• **What you need to do**: Below are records; count the lines in them that hold "SVD狙击步枪" and give only the count.
○ ○ ○ ○ ○ ○ ○
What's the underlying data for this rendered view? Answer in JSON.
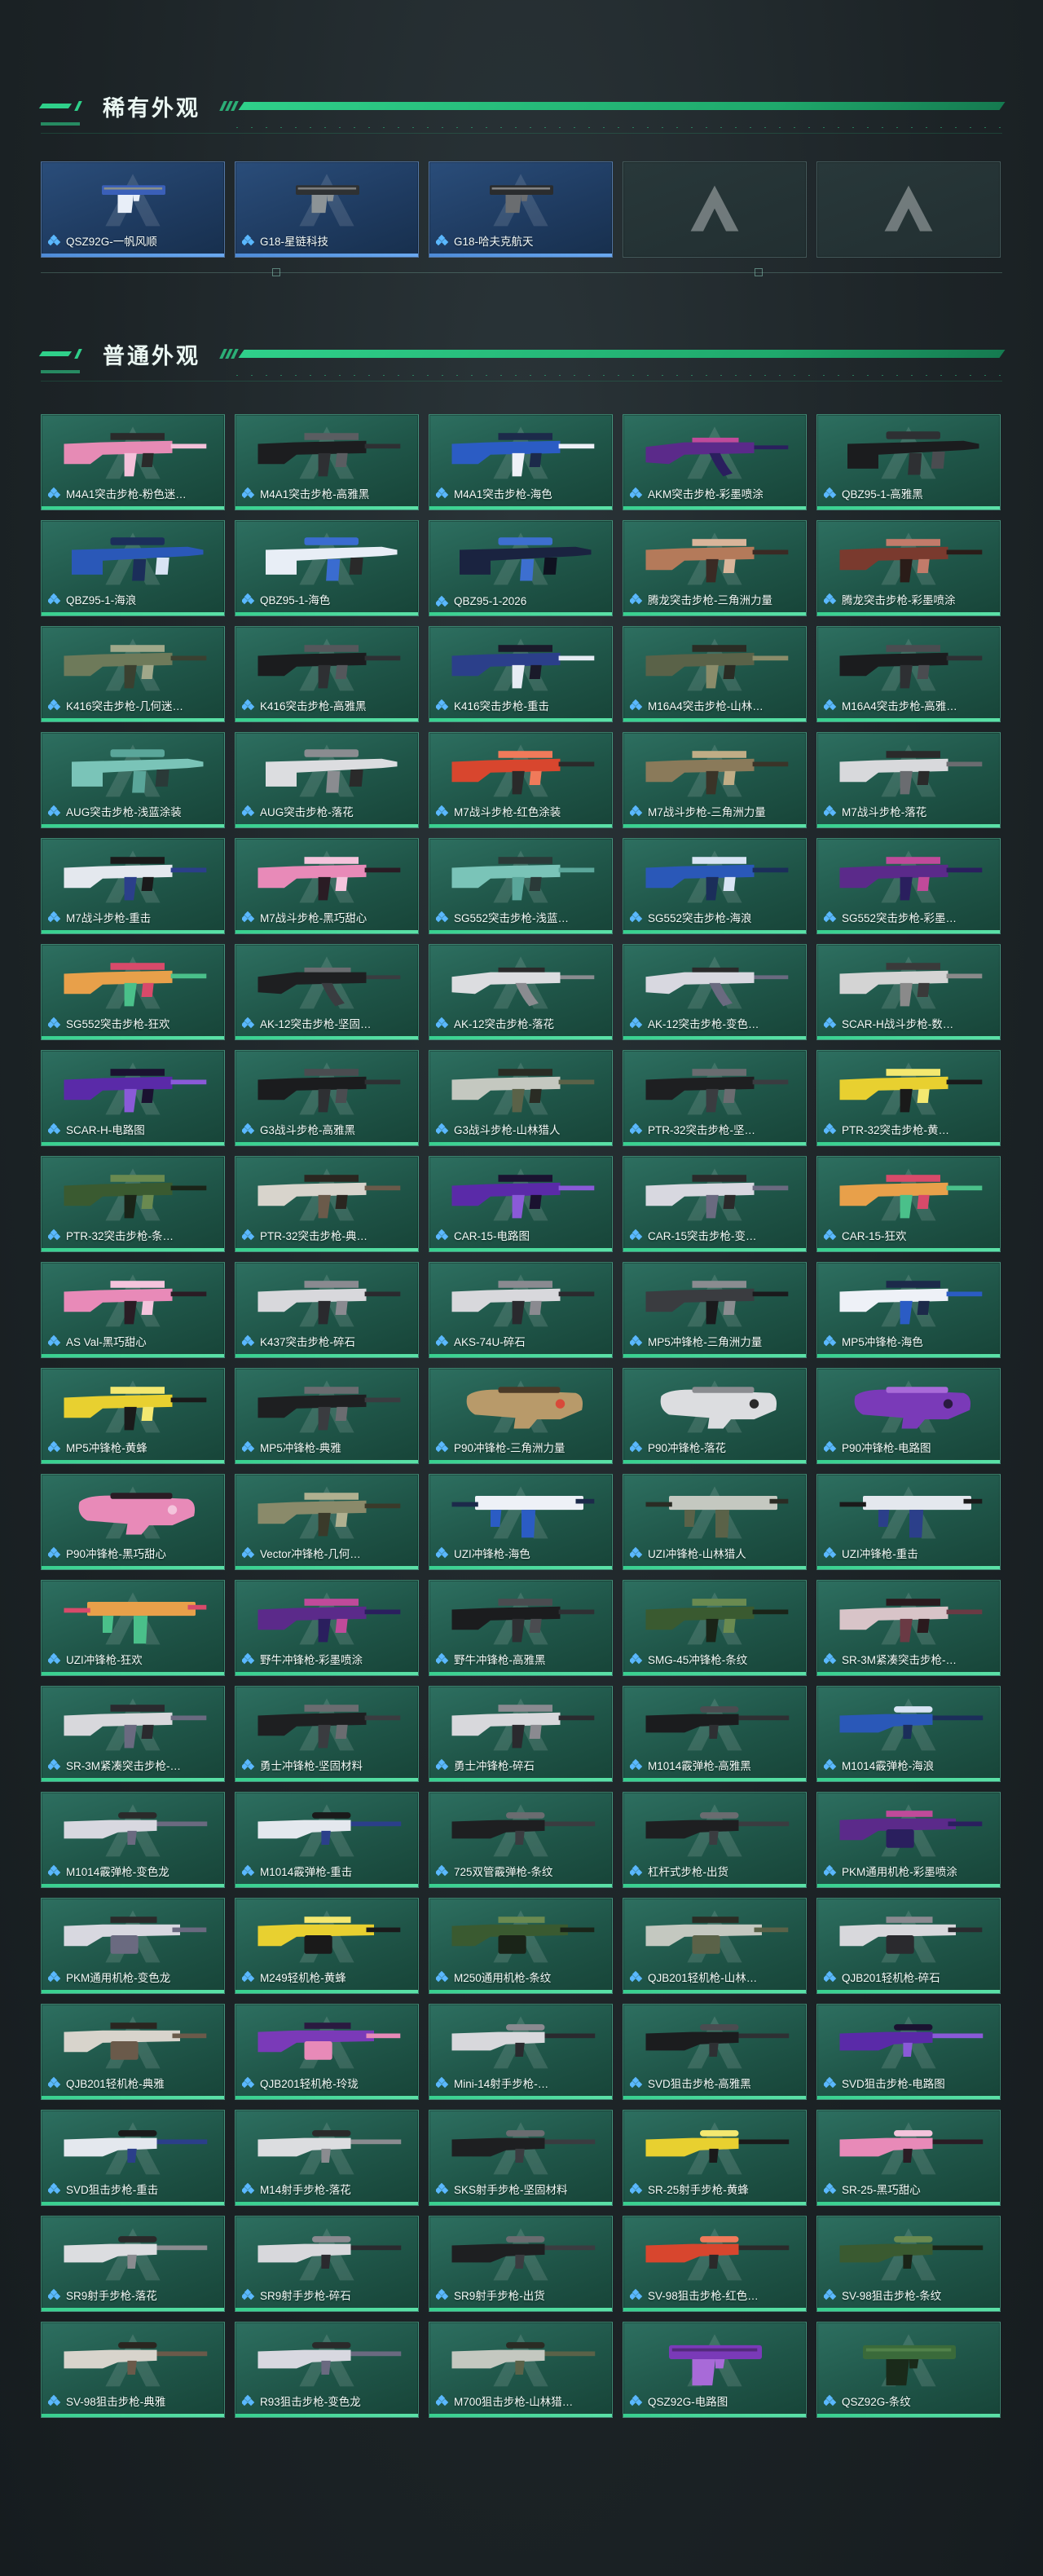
{
  "sections": {
    "rare": {
      "title": "稀有外观"
    },
    "common": {
      "title": "普通外观"
    }
  },
  "colors": {
    "accent": "#2fd08a",
    "card_common": "#25604f",
    "card_rare": "#24456d",
    "rarity_dots": "#5ab8ff"
  },
  "icons": {
    "rarity": "rarity-diamond-icon",
    "placeholder": "brand-logo-icon"
  },
  "rare_items": [
    {
      "label": "QSZ92G-一帆风顺",
      "gun_type": "pistol",
      "palette": [
        "#3a5fb8",
        "#e8eef8",
        "#d7c15a"
      ]
    },
    {
      "label": "G18-星链科技",
      "gun_type": "pistol",
      "palette": [
        "#2e3133",
        "#8c9396",
        "#c9cccc"
      ]
    },
    {
      "label": "G18-哈夫克航天",
      "gun_type": "pistol",
      "palette": [
        "#2a2c2e",
        "#6a6d70",
        "#d9d9d9"
      ]
    },
    {
      "label": "",
      "gun_type": "empty"
    },
    {
      "label": "",
      "gun_type": "empty"
    }
  ],
  "common_items": [
    {
      "label": "M4A1突击步枪-粉色迷…",
      "gun_type": "rifle",
      "palette": [
        "#e68bb5",
        "#f4c1da",
        "#2a2a2a"
      ]
    },
    {
      "label": "M4A1突击步枪-高雅黑",
      "gun_type": "rifle",
      "palette": [
        "#1c1d1f",
        "#2e3033",
        "#5a5d61"
      ]
    },
    {
      "label": "M4A1突击步枪-海色",
      "gun_type": "rifle",
      "palette": [
        "#2b5cc4",
        "#eef1f7",
        "#1c2a4a"
      ]
    },
    {
      "label": "AKM突击步枪-彩墨喷涂",
      "gun_type": "ak",
      "palette": [
        "#5b2a8a",
        "#2a1f5e",
        "#c04a9a"
      ]
    },
    {
      "label": "QBZ95-1-高雅黑",
      "gun_type": "bullpup",
      "palette": [
        "#1b1c1e",
        "#2e3033",
        "#4a4c50"
      ]
    },
    {
      "label": "QBZ95-1-海浪",
      "gun_type": "bullpup",
      "palette": [
        "#2a58b8",
        "#1b2e5a",
        "#d8e4f4"
      ]
    },
    {
      "label": "QBZ95-1-海色",
      "gun_type": "bullpup",
      "palette": [
        "#e8eef6",
        "#3a6cd0",
        "#2a2a2a"
      ]
    },
    {
      "label": "QBZ95-1-2026",
      "gun_type": "bullpup",
      "palette": [
        "#1a2340",
        "#3d6fd0",
        "#0f1220"
      ]
    },
    {
      "label": "腾龙突击步枪-三角洲力量",
      "gun_type": "rifle",
      "palette": [
        "#b47a5a",
        "#3a2a24",
        "#d9b59a"
      ]
    },
    {
      "label": "腾龙突击步枪-彩墨喷涂",
      "gun_type": "rifle",
      "palette": [
        "#7a3a2e",
        "#2a1c18",
        "#c27b6a"
      ]
    },
    {
      "label": "K416突击步枪-几何迷…",
      "gun_type": "rifle",
      "palette": [
        "#6e7a5a",
        "#3a4030",
        "#a0a88a"
      ]
    },
    {
      "label": "K416突击步枪-高雅黑",
      "gun_type": "rifle",
      "palette": [
        "#1b1c1e",
        "#2e3033",
        "#54575b"
      ]
    },
    {
      "label": "K416突击步枪-重击",
      "gun_type": "rifle",
      "palette": [
        "#2b3f8a",
        "#e6ecf4",
        "#1a1a2a"
      ]
    },
    {
      "label": "M16A4突击步枪-山林…",
      "gun_type": "rifle",
      "palette": [
        "#5a6248",
        "#8a8c6a",
        "#2a2c24"
      ]
    },
    {
      "label": "M16A4突击步枪-高雅…",
      "gun_type": "rifle",
      "palette": [
        "#1b1c1e",
        "#2e3033",
        "#4a4c50"
      ]
    },
    {
      "label": "AUG突击步枪-浅蓝涂装",
      "gun_type": "aug",
      "palette": [
        "#7ac4b8",
        "#5aa69a",
        "#2a3a38"
      ]
    },
    {
      "label": "AUG突击步枪-落花",
      "gun_type": "aug",
      "palette": [
        "#dcdde0",
        "#8a8c90",
        "#2a2a2a"
      ]
    },
    {
      "label": "M7战斗步枪-红色涂装",
      "gun_type": "rifle",
      "palette": [
        "#d8462e",
        "#2a2a2a",
        "#f07a5a"
      ]
    },
    {
      "label": "M7战斗步枪-三角洲力量",
      "gun_type": "rifle",
      "palette": [
        "#8a7a5a",
        "#3a3428",
        "#c0ad86"
      ]
    },
    {
      "label": "M7战斗步枪-落花",
      "gun_type": "rifle",
      "palette": [
        "#d8d9dc",
        "#6a6c70",
        "#2a2a2a"
      ]
    },
    {
      "label": "M7战斗步枪-重击",
      "gun_type": "rifle",
      "palette": [
        "#e4e8ee",
        "#2b3f8a",
        "#1a1a1a"
      ]
    },
    {
      "label": "M7战斗步枪-黑巧甜心",
      "gun_type": "rifle",
      "palette": [
        "#e88ab8",
        "#2a1c24",
        "#f4c4dc"
      ]
    },
    {
      "label": "SG552突击步枪-浅蓝…",
      "gun_type": "smg",
      "palette": [
        "#7ac4b8",
        "#5aa69a",
        "#2a3a38"
      ]
    },
    {
      "label": "SG552突击步枪-海浪",
      "gun_type": "smg",
      "palette": [
        "#2a58b8",
        "#1b2e5a",
        "#d8e4f4"
      ]
    },
    {
      "label": "SG552突击步枪-彩墨…",
      "gun_type": "smg",
      "palette": [
        "#5b2a8a",
        "#2a1f5e",
        "#c04a9a"
      ]
    },
    {
      "label": "SG552突击步枪-狂欢",
      "gun_type": "rifle",
      "palette": [
        "#e8a04a",
        "#4ac08a",
        "#d84a6a"
      ]
    },
    {
      "label": "AK-12突击步枪-坚固…",
      "gun_type": "ak",
      "palette": [
        "#1e1f21",
        "#3a3c40",
        "#6a6c70"
      ]
    },
    {
      "label": "AK-12突击步枪-落花",
      "gun_type": "ak",
      "palette": [
        "#dcdde0",
        "#8a8c90",
        "#2a2a2a"
      ]
    },
    {
      "label": "AK-12突击步枪-变色…",
      "gun_type": "ak",
      "palette": [
        "#d8d8e0",
        "#6a6a80",
        "#2a2a2a"
      ]
    },
    {
      "label": "SCAR-H战斗步枪-数…",
      "gun_type": "rifle",
      "palette": [
        "#d4d4d4",
        "#8a8a8a",
        "#3a3a3a"
      ]
    },
    {
      "label": "SCAR-H-电路图",
      "gun_type": "rifle",
      "palette": [
        "#5a2aa8",
        "#8a5ad8",
        "#1a1230"
      ]
    },
    {
      "label": "G3战斗步枪-高雅黑",
      "gun_type": "rifle",
      "palette": [
        "#1b1c1e",
        "#2e3033",
        "#4a4c50"
      ]
    },
    {
      "label": "G3战斗步枪-山林猎人",
      "gun_type": "rifle",
      "palette": [
        "#c4c8c0",
        "#5a6248",
        "#2a2c24"
      ]
    },
    {
      "label": "PTR-32突击步枪-坚…",
      "gun_type": "rifle",
      "palette": [
        "#1e1f21",
        "#3a3c40",
        "#6a6c70"
      ]
    },
    {
      "label": "PTR-32突击步枪-黄…",
      "gun_type": "rifle",
      "palette": [
        "#e8d030",
        "#1a1a1a",
        "#f4e870"
      ]
    },
    {
      "label": "PTR-32突击步枪-条…",
      "gun_type": "rifle",
      "palette": [
        "#3a5a30",
        "#1a2418",
        "#6a8a50"
      ]
    },
    {
      "label": "PTR-32突击步枪-典…",
      "gun_type": "rifle",
      "palette": [
        "#d8d4cc",
        "#6a5a4a",
        "#2a2620"
      ]
    },
    {
      "label": "CAR-15-电路图",
      "gun_type": "rifle",
      "palette": [
        "#5a2aa8",
        "#8a5ad8",
        "#1a1230"
      ]
    },
    {
      "label": "CAR-15突击步枪-变…",
      "gun_type": "rifle",
      "palette": [
        "#d8d8e0",
        "#6a6a80",
        "#2a2a2a"
      ]
    },
    {
      "label": "CAR-15-狂欢",
      "gun_type": "rifle",
      "palette": [
        "#e8a04a",
        "#4ac08a",
        "#d84a6a"
      ]
    },
    {
      "label": "AS Val-黑巧甜心",
      "gun_type": "rifle",
      "palette": [
        "#e88ab8",
        "#2a1c24",
        "#f4c4dc"
      ]
    },
    {
      "label": "K437突击步枪-碎石",
      "gun_type": "rifle",
      "palette": [
        "#d8d8dc",
        "#2a2a2e",
        "#8a8a90"
      ]
    },
    {
      "label": "AKS-74U-碎石",
      "gun_type": "smg",
      "palette": [
        "#d8d8dc",
        "#2a2a2e",
        "#8a8a90"
      ]
    },
    {
      "label": "MP5冲锋枪-三角洲力量",
      "gun_type": "smg",
      "palette": [
        "#3a3c40",
        "#1a1a1c",
        "#8a8c90"
      ]
    },
    {
      "label": "MP5冲锋枪-海色",
      "gun_type": "smg",
      "palette": [
        "#eef1f7",
        "#2b5cc4",
        "#1c2a4a"
      ]
    },
    {
      "label": "MP5冲锋枪-黄蜂",
      "gun_type": "smg",
      "palette": [
        "#e8d030",
        "#1a1a1a",
        "#f4e870"
      ]
    },
    {
      "label": "MP5冲锋枪-典雅",
      "gun_type": "smg",
      "palette": [
        "#1e1f21",
        "#3a3c40",
        "#6a6c70"
      ]
    },
    {
      "label": "P90冲锋枪-三角洲力量",
      "gun_type": "p90",
      "palette": [
        "#b89a6a",
        "#4a3a28",
        "#d84a3a"
      ]
    },
    {
      "label": "P90冲锋枪-落花",
      "gun_type": "p90",
      "palette": [
        "#dcdde0",
        "#8a8c90",
        "#2a2a2a"
      ]
    },
    {
      "label": "P90冲锋枪-电路图",
      "gun_type": "p90",
      "palette": [
        "#7a3ab8",
        "#a86ad8",
        "#2a1a40"
      ]
    },
    {
      "label": "P90冲锋枪-黑巧甜心",
      "gun_type": "p90",
      "palette": [
        "#e88ab8",
        "#2a1c24",
        "#f4c4dc"
      ]
    },
    {
      "label": "Vector冲锋枪-几何…",
      "gun_type": "smg",
      "palette": [
        "#8a8a6a",
        "#3a3a2a",
        "#b0b090"
      ]
    },
    {
      "label": "UZI冲锋枪-海色",
      "gun_type": "uzi",
      "palette": [
        "#eef1f7",
        "#2b5cc4",
        "#1c2a4a"
      ]
    },
    {
      "label": "UZI冲锋枪-山林猎人",
      "gun_type": "uzi",
      "palette": [
        "#c4c8c0",
        "#5a6248",
        "#2a2c24"
      ]
    },
    {
      "label": "UZI冲锋枪-重击",
      "gun_type": "uzi",
      "palette": [
        "#e4e8ee",
        "#2b3f8a",
        "#1a1a1a"
      ]
    },
    {
      "label": "UZI冲锋枪-狂欢",
      "gun_type": "uzi",
      "palette": [
        "#e8a04a",
        "#4ac08a",
        "#d84a6a"
      ]
    },
    {
      "label": "野牛冲锋枪-彩墨喷涂",
      "gun_type": "rifle",
      "palette": [
        "#5b2a8a",
        "#2a1f5e",
        "#c04a9a"
      ]
    },
    {
      "label": "野牛冲锋枪-高雅黑",
      "gun_type": "rifle",
      "palette": [
        "#1b1c1e",
        "#2e3033",
        "#4a4c50"
      ]
    },
    {
      "label": "SMG-45冲锋枪-条纹",
      "gun_type": "smg",
      "palette": [
        "#3a5a30",
        "#1a2418",
        "#6a8a50"
      ]
    },
    {
      "label": "SR-3M紧凑突击步枪-…",
      "gun_type": "rifle",
      "palette": [
        "#d8c4c8",
        "#6a3a44",
        "#2a1a1e"
      ]
    },
    {
      "label": "SR-3M紧凑突击步枪-…",
      "gun_type": "smg",
      "palette": [
        "#d8d8dc",
        "#6a6a80",
        "#2a2a2e"
      ]
    },
    {
      "label": "勇士冲锋枪-坚固材料",
      "gun_type": "smg",
      "palette": [
        "#1e1f21",
        "#3a3c40",
        "#6a6c70"
      ]
    },
    {
      "label": "勇士冲锋枪-碎石",
      "gun_type": "smg",
      "palette": [
        "#d8d8dc",
        "#2a2a2e",
        "#8a8a90"
      ]
    },
    {
      "label": "M1014霰弹枪-高雅黑",
      "gun_type": "shotgun",
      "palette": [
        "#1b1c1e",
        "#2e3033",
        "#4a4c50"
      ]
    },
    {
      "label": "M1014霰弹枪-海浪",
      "gun_type": "shotgun",
      "palette": [
        "#2a58b8",
        "#1b2e5a",
        "#d8e4f4"
      ]
    },
    {
      "label": "M1014霰弹枪-变色龙",
      "gun_type": "shotgun",
      "palette": [
        "#d8d8e0",
        "#6a6a80",
        "#2a2a2a"
      ]
    },
    {
      "label": "M1014霰弹枪-重击",
      "gun_type": "shotgun",
      "palette": [
        "#e4e8ee",
        "#2b3f8a",
        "#1a1a1a"
      ]
    },
    {
      "label": "725双管霰弹枪-条纹",
      "gun_type": "shotgun",
      "palette": [
        "#1e1f21",
        "#3a3c40",
        "#6a6c70"
      ]
    },
    {
      "label": "杠杆式步枪-出货",
      "gun_type": "sniper",
      "palette": [
        "#1e1f21",
        "#3a3c40",
        "#6a6c70"
      ]
    },
    {
      "label": "PKM通用机枪-彩墨喷涂",
      "gun_type": "lmg",
      "palette": [
        "#5b2a8a",
        "#2a1f5e",
        "#c04a9a"
      ]
    },
    {
      "label": "PKM通用机枪-变色龙",
      "gun_type": "lmg",
      "palette": [
        "#d8d8e0",
        "#6a6a80",
        "#2a2a2a"
      ]
    },
    {
      "label": "M249轻机枪-黄蜂",
      "gun_type": "lmg",
      "palette": [
        "#e8d030",
        "#1a1a1a",
        "#f4e870"
      ]
    },
    {
      "label": "M250通用机枪-条纹",
      "gun_type": "lmg",
      "palette": [
        "#3a5a30",
        "#1a2418",
        "#6a8a50"
      ]
    },
    {
      "label": "QJB201轻机枪-山林…",
      "gun_type": "lmg",
      "palette": [
        "#c4c8c0",
        "#5a6248",
        "#2a2c24"
      ]
    },
    {
      "label": "QJB201轻机枪-碎石",
      "gun_type": "lmg",
      "palette": [
        "#d8d8dc",
        "#2a2a2e",
        "#8a8a90"
      ]
    },
    {
      "label": "QJB201轻机枪-典雅",
      "gun_type": "lmg",
      "palette": [
        "#d8d4cc",
        "#6a5a4a",
        "#2a2620"
      ]
    },
    {
      "label": "QJB201轻机枪-玲珑",
      "gun_type": "lmg",
      "palette": [
        "#7a3ab8",
        "#e88ab8",
        "#2a1a40"
      ]
    },
    {
      "label": "Mini-14射手步枪-…",
      "gun_type": "sniper",
      "palette": [
        "#d8d8dc",
        "#2a2a2e",
        "#8a8a90"
      ]
    },
    {
      "label": "SVD狙击步枪-高雅黑",
      "gun_type": "sniper",
      "palette": [
        "#1b1c1e",
        "#2e3033",
        "#4a4c50"
      ]
    },
    {
      "label": "SVD狙击步枪-电路图",
      "gun_type": "sniper",
      "palette": [
        "#5a2aa8",
        "#8a5ad8",
        "#1a1230"
      ]
    },
    {
      "label": "SVD狙击步枪-重击",
      "gun_type": "sniper",
      "palette": [
        "#e4e8ee",
        "#2b3f8a",
        "#1a1a1a"
      ]
    },
    {
      "label": "M14射手步枪-落花",
      "gun_type": "sniper",
      "palette": [
        "#dcdde0",
        "#8a8c90",
        "#2a2a2a"
      ]
    },
    {
      "label": "SKS射手步枪-坚固材料",
      "gun_type": "sniper",
      "palette": [
        "#1e1f21",
        "#3a3c40",
        "#6a6c70"
      ]
    },
    {
      "label": "SR-25射手步枪-黄蜂",
      "gun_type": "sniper",
      "palette": [
        "#e8d030",
        "#1a1a1a",
        "#f4e870"
      ]
    },
    {
      "label": "SR-25-黑巧甜心",
      "gun_type": "sniper",
      "palette": [
        "#e88ab8",
        "#2a1c24",
        "#f4c4dc"
      ]
    },
    {
      "label": "SR9射手步枪-落花",
      "gun_type": "sniper",
      "palette": [
        "#dcdde0",
        "#8a8c90",
        "#2a2a2a"
      ]
    },
    {
      "label": "SR9射手步枪-碎石",
      "gun_type": "sniper",
      "palette": [
        "#d8d8dc",
        "#2a2a2e",
        "#8a8a90"
      ]
    },
    {
      "label": "SR9射手步枪-出货",
      "gun_type": "sniper",
      "palette": [
        "#1e1f21",
        "#3a3c40",
        "#6a6c70"
      ]
    },
    {
      "label": "SV-98狙击步枪-红色…",
      "gun_type": "sniper",
      "palette": [
        "#d8462e",
        "#2a2a2a",
        "#f07a5a"
      ]
    },
    {
      "label": "SV-98狙击步枪-条纹",
      "gun_type": "sniper",
      "palette": [
        "#3a5a30",
        "#1a2418",
        "#6a8a50"
      ]
    },
    {
      "label": "SV-98狙击步枪-典雅",
      "gun_type": "sniper",
      "palette": [
        "#d8d4cc",
        "#6a5a4a",
        "#2a2620"
      ]
    },
    {
      "label": "R93狙击步枪-变色龙",
      "gun_type": "sniper",
      "palette": [
        "#d8d8e0",
        "#6a6a80",
        "#2a2a2a"
      ]
    },
    {
      "label": "M700狙击步枪-山林猎…",
      "gun_type": "sniper",
      "palette": [
        "#c4c8c0",
        "#5a6248",
        "#2a2c24"
      ]
    },
    {
      "label": "QSZ92G-电路图",
      "gun_type": "pistol",
      "palette": [
        "#7a3ab8",
        "#a86ad8",
        "#2a1a40"
      ]
    },
    {
      "label": "QSZ92G-条纹",
      "gun_type": "pistol",
      "palette": [
        "#3a6a3a",
        "#1a2a1a",
        "#6a9a5a"
      ]
    }
  ]
}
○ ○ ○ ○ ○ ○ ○
• **Result of the task**: 3